There’s also something special happening inside the building - away from the noise - and it has nothing to do with concrete or steel or bricks. Inside a quiet classroom, five students are on a journey.
It is impossible not to notice that these students in HCM 250, Diagnostic Medical Coding, are unique. In fact, only one of them would be considered a traditional student who came to college after high school and is seeking her first degree.
Meet the others:
Nellie Keefer worked in a hospital kitchen. She came to Westmoreland to take one medical terminology class. She decided to complete a certificate and is now working toward a degree in Medical Healthcare Management. She now works in patient registration and will graduate in the fall.
Lora Bills moved to Pennsylvania one year ago. With a husband in the military, she worked in healthcare on bases. Since her four children are grown and have moved out, she decided to return to school for the Medical Healthcare Management degree and will graduate in May. “If it’s something you want, go after it,” she said.
Jennine Raneri was working in retail when she decided she wanted a career change. After earning a certificate in Medical Office Administration, she secured a position in the field and is now working toward a degree in Medical Healthcare Management.
Patrick Dietz is working on a second associate degree. He had previously earned one from a for-profit school that is no longer operating.
“I’m learning more with this program and the instructors, and I’m actually retaining it,” he said.
Program Director Cheryl Miller said most of her students are in their late 20s, 30s, 40s and 50s.
She tells them the program is “a great place to start a career, not a job.” In some cases, the students have tried a clinical field like nursing or medical assisting and decided it wasn’t for them. Their desire to continue helping patients leads them to Miller’s Medical Healthcare Management program.

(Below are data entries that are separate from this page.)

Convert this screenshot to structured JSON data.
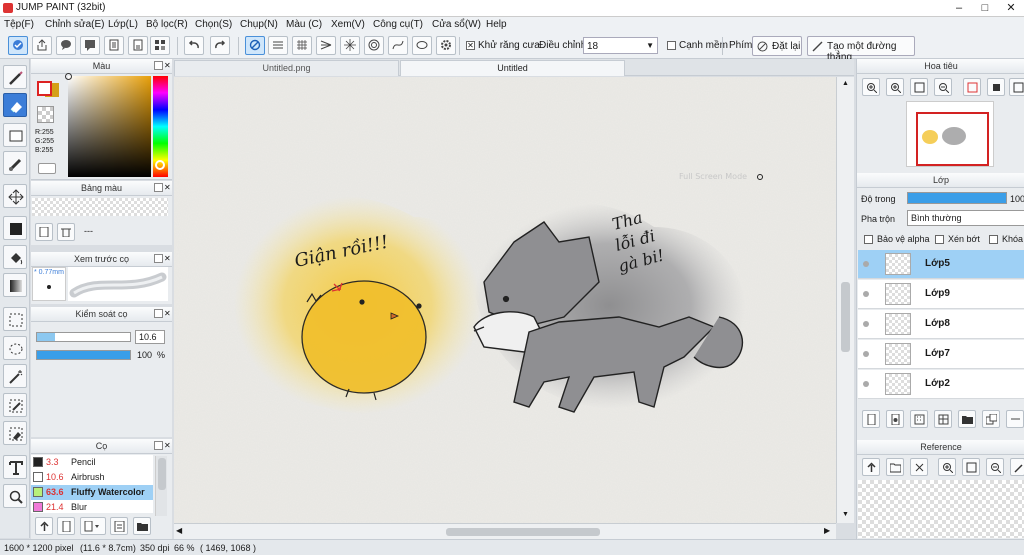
{
  "window": {
    "title": "JUMP PAINT (32bit)",
    "controls": [
      "–",
      "□",
      "✕"
    ]
  },
  "menu": [
    "Tệp(F)",
    "Chỉnh sửa(E)",
    "Lớp(L)",
    "Bộ lọc(R)",
    "Chọn(S)",
    "Chụp(N)",
    "Màu (C)",
    "Xem(V)",
    "Công cụ(T)",
    "Cửa sổ(W)",
    "Help"
  ],
  "toolbar": {
    "antialias_label": "Khử răng cưa",
    "adjust_label": "Điều chỉnh",
    "adjust_value": "18",
    "soft_edge_label": "Cạnh mềm",
    "key_label": "Phím",
    "reset_label": "Đặt lại",
    "line_label": "Tạo một đường thẳng"
  },
  "tabs": [
    "Untitled.png",
    "Untitled"
  ],
  "color_panel": {
    "title": "Màu",
    "r": "R:255",
    "g": "G:255",
    "b": "B:255"
  },
  "palette_panel": {
    "title": "Bảng màu",
    "empty": "---"
  },
  "brush_preview_panel": {
    "title": "Xem trước cọ",
    "size": "* 0.77mm"
  },
  "brush_control_panel": {
    "title": "Kiểm soát cọ",
    "size_value": "10.6",
    "opacity_value": "100",
    "opacity_unit": "%",
    "opacity_level": 1.0
  },
  "brush_panel": {
    "title": "Cọ",
    "items": [
      {
        "size": "3.3",
        "name": "Pencil",
        "swatch": "#222222"
      },
      {
        "size": "10.6",
        "name": "Airbrush",
        "swatch": "#ffffff"
      },
      {
        "size": "63.6",
        "name": "Fluffy Watercolor",
        "swatch": "#b8f07a"
      },
      {
        "size": "21.4",
        "name": "Blur",
        "swatch": "#f07ad8"
      }
    ]
  },
  "canvas_text": {
    "chick_caption": "Giận rồi!!!",
    "wolf_caption_1": "Tha",
    "wolf_caption_2": "lỗi đi",
    "wolf_caption_3": "gà bi!",
    "watermark": "Full Screen Mode"
  },
  "navigator_panel": {
    "title": "Hoa tiêu"
  },
  "layer_panel": {
    "title": "Lớp",
    "opacity_label": "Độ trong",
    "opacity_value": "100",
    "blend_label": "Pha trộn",
    "blend_value": "Bình thường",
    "protect_alpha": "Bảo vệ alpha",
    "clipping": "Xén bớt",
    "lock": "Khóa",
    "layers": [
      {
        "name": "Lớp5",
        "selected": true
      },
      {
        "name": "Lớp9",
        "selected": false
      },
      {
        "name": "Lớp8",
        "selected": false
      },
      {
        "name": "Lớp7",
        "selected": false
      },
      {
        "name": "Lớp2",
        "selected": false
      }
    ]
  },
  "reference_panel": {
    "title": "Reference"
  },
  "status": {
    "size": "1600 * 1200 pixel",
    "dims": "(11.6 * 8.7cm)",
    "dpi": "350 dpi",
    "zoom": "66 %",
    "coords": "( 1469, 1068 )"
  },
  "colors": {
    "accent": "#3b7dd8",
    "selected_layer": "#9ed0f5",
    "chick": "#f2c230",
    "wolf": "#8a8a8c"
  }
}
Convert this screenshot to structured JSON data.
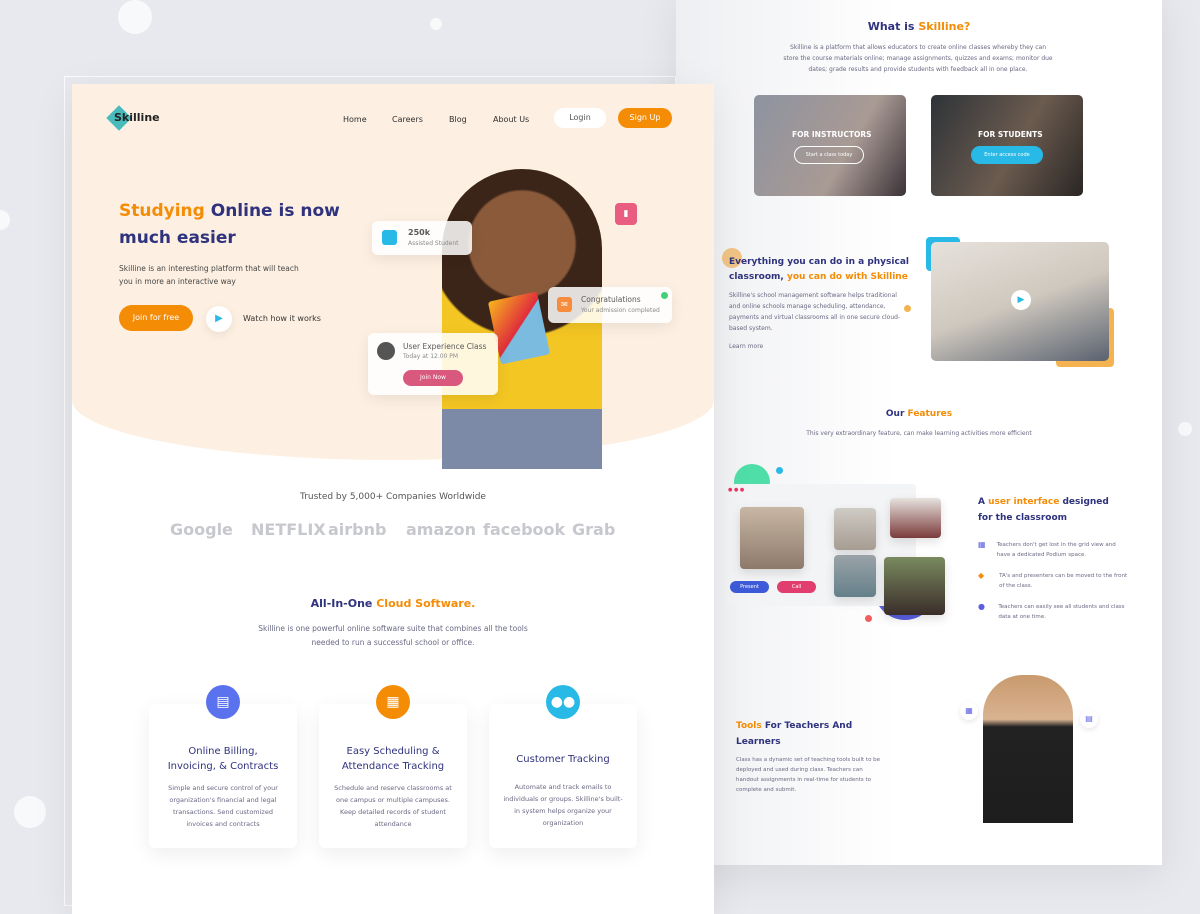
{
  "colors": {
    "navy": "#2f327d",
    "orange": "#f48c06",
    "blue": "#49bbbd",
    "peach": "#fdf0e2",
    "pink": "#d8587e"
  },
  "left": {
    "brand": "Skilline",
    "nav": [
      "Home",
      "Careers",
      "Blog",
      "About Us"
    ],
    "login": "Login",
    "signup": "Sign Up",
    "hero": {
      "title_accent": "Studying",
      "title_rest": " Online is now much easier",
      "desc": "Skilline is an interesting platform that will teach you in more an interactive way",
      "join": "Join for free",
      "watch": "Watch how it works"
    },
    "floats": {
      "stat_value": "250k",
      "stat_label": "Assisted Student",
      "congrats_title": "Congratulations",
      "congrats_sub": "Your admission completed",
      "class_title": "User Experience Class",
      "class_time": "Today at 12.00 PM",
      "join_now": "Join Now"
    },
    "trusted": "Trusted by 5,000+ Companies Worldwide",
    "logos": [
      "Google",
      "NETFLIX",
      "airbnb",
      "amazon",
      "facebook",
      "Grab"
    ],
    "allinone": {
      "title_main": "All-In-One ",
      "title_accent": "Cloud Software.",
      "desc": "Skilline is one powerful online software suite that combines all the tools needed to run a successful school or office."
    },
    "features": [
      {
        "icon": "document-icon",
        "color": "#5b72ee",
        "title": "Online Billing, Invoicing, & Contracts",
        "desc": "Simple and secure control of your organization's financial and legal transactions. Send customized invoices and contracts"
      },
      {
        "icon": "calendar-icon",
        "color": "#f48c06",
        "title": "Easy Scheduling & Attendance Tracking",
        "desc": "Schedule and reserve classrooms at one campus or multiple campuses. Keep detailed records of student attendance"
      },
      {
        "icon": "users-icon",
        "color": "#29b9e7",
        "title": "Customer Tracking",
        "desc": "Automate and track emails to individuals or groups. Skilline's built-in system helps organize your organization"
      }
    ]
  },
  "right": {
    "what": {
      "title_main": "What is ",
      "title_accent": "Skilline?",
      "desc": "Skilline is a platform that allows educators to create online classes whereby they can store the course materials online; manage assignments, quizzes and exams; monitor due dates; grade results and provide students with feedback all in one place."
    },
    "instructors": {
      "label": "FOR INSTRUCTORS",
      "button": "Start a class today"
    },
    "students": {
      "label": "FOR STUDENTS",
      "button": "Enter access code"
    },
    "everything": {
      "title_main": "Everything you can do in a physical classroom, ",
      "title_accent": "you can do with Skilline",
      "desc": "Skilline's school management software helps traditional and online schools manage scheduling, attendance, payments and virtual classrooms all in one secure cloud-based system.",
      "link": "Learn more"
    },
    "features": {
      "title_main": "Our ",
      "title_accent": "Features",
      "desc": "This very extraordinary feature, can make learning activities more efficient"
    },
    "ui": {
      "title_a": "A ",
      "title_accent": "user interface",
      "title_b": " designed for the classroom",
      "present": "Present",
      "call": "Call",
      "items": [
        "Teachers don't get lost in the grid view and have a dedicated Podium space.",
        "TA's and presenters can be moved to the front of the class.",
        "Teachers can easily see all students and class data at one time."
      ]
    },
    "tools": {
      "title_accent": "Tools",
      "title_main": " For Teachers And Learners",
      "desc": "Class has a dynamic set of teaching tools built to be deployed and used during class. Teachers can handout assignments in real-time for students to complete and submit."
    }
  }
}
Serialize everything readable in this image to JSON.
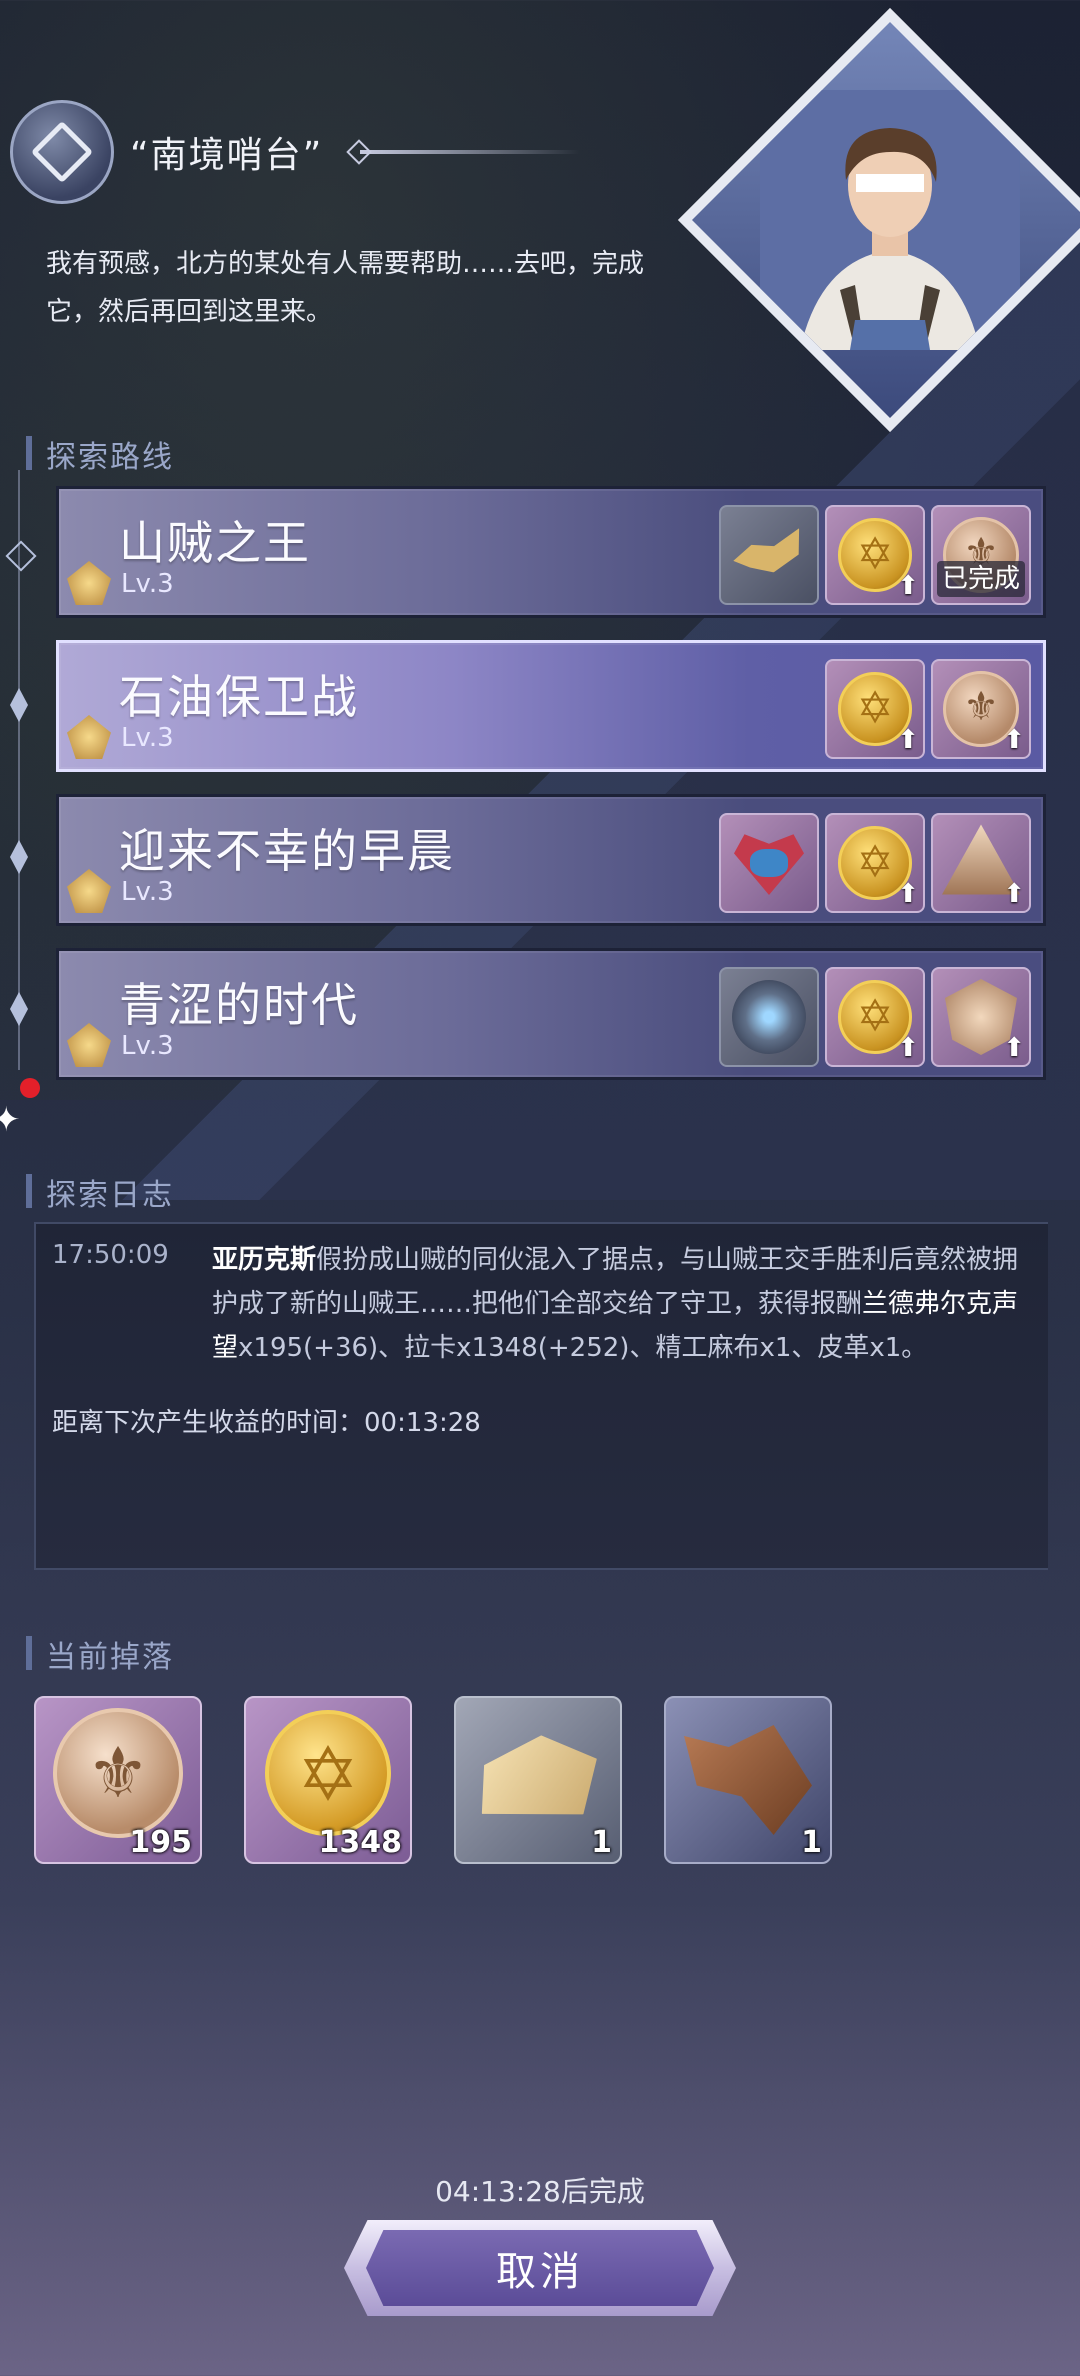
{
  "quest": {
    "title": "“南境哨台”",
    "description": "我有预感，北方的某处有人需要帮助……去吧，完成它，然后再回到这里来。"
  },
  "sections": {
    "routes": "探索路线",
    "log": "探索日志",
    "drops": "当前掉落"
  },
  "routes": [
    {
      "name": "山贼之王",
      "level": "Lv.3",
      "items": [
        "map-piece-icon",
        "coin-icon",
        "medal-icon"
      ],
      "done_label": "已完成"
    },
    {
      "name": "石油保卫战",
      "level": "Lv.3",
      "items": [
        "coin-icon",
        "medal-icon"
      ]
    },
    {
      "name": "迎来不幸的早晨",
      "level": "Lv.3",
      "items": [
        "heart-box-icon",
        "coin-icon",
        "triangle-emblem-icon"
      ]
    },
    {
      "name": "青涩的时代",
      "level": "Lv.3",
      "items": [
        "orb-icon",
        "coin-icon",
        "shield-emblem-icon"
      ]
    }
  ],
  "log": {
    "time": "17:50:09",
    "hero": "亚历克斯",
    "text_part1": "假扮成山贼的同伙混入了据点，与山贼王交手胜利后竟然被拥护成了新的山贼王……把他们全部交给了守卫，获得报酬",
    "reputation": "兰德弗尔克声望",
    "text_part2": "x195(+36)、拉卡x1348(+252)、精工麻布x1、皮革x1。",
    "next_label": "距离下次产生收益的时间：",
    "next_time": "00:13:28"
  },
  "drops": [
    {
      "icon": "medal-icon",
      "count": "195"
    },
    {
      "icon": "coin-icon",
      "count": "1348"
    },
    {
      "icon": "linen-icon",
      "count": "1"
    },
    {
      "icon": "leather-icon",
      "count": "1"
    }
  ],
  "footer": {
    "finish_text": "04:13:28后完成",
    "cancel_label": "取消"
  }
}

“I love this field,” Miller said. She has spent the past 30 years working in it.
“She is tough, fair and makes you work hard for what you want,” Bills said about Miller, who acknowledges that she has a reputation for being tough.
“This industry is exact. It can put people behind bars and put people in the ground if you don’t do it correctly. Fraud and abuse happen in this field all the time. Should we scare you? Sure,” Miller said.
It’s also a field that Miller says is “booming.” She can’t supply qualified students to local employers quickly enough. With enrollment increasing, she’s planning to add additional adjunct professors. Currently, Miller works very closely with adjunct professor Heather Meloy, who was also one of her former students.
“The instructors go out of their way to make sure we’re successful,” Bills said. “They make it really clear that they’re here for our success.”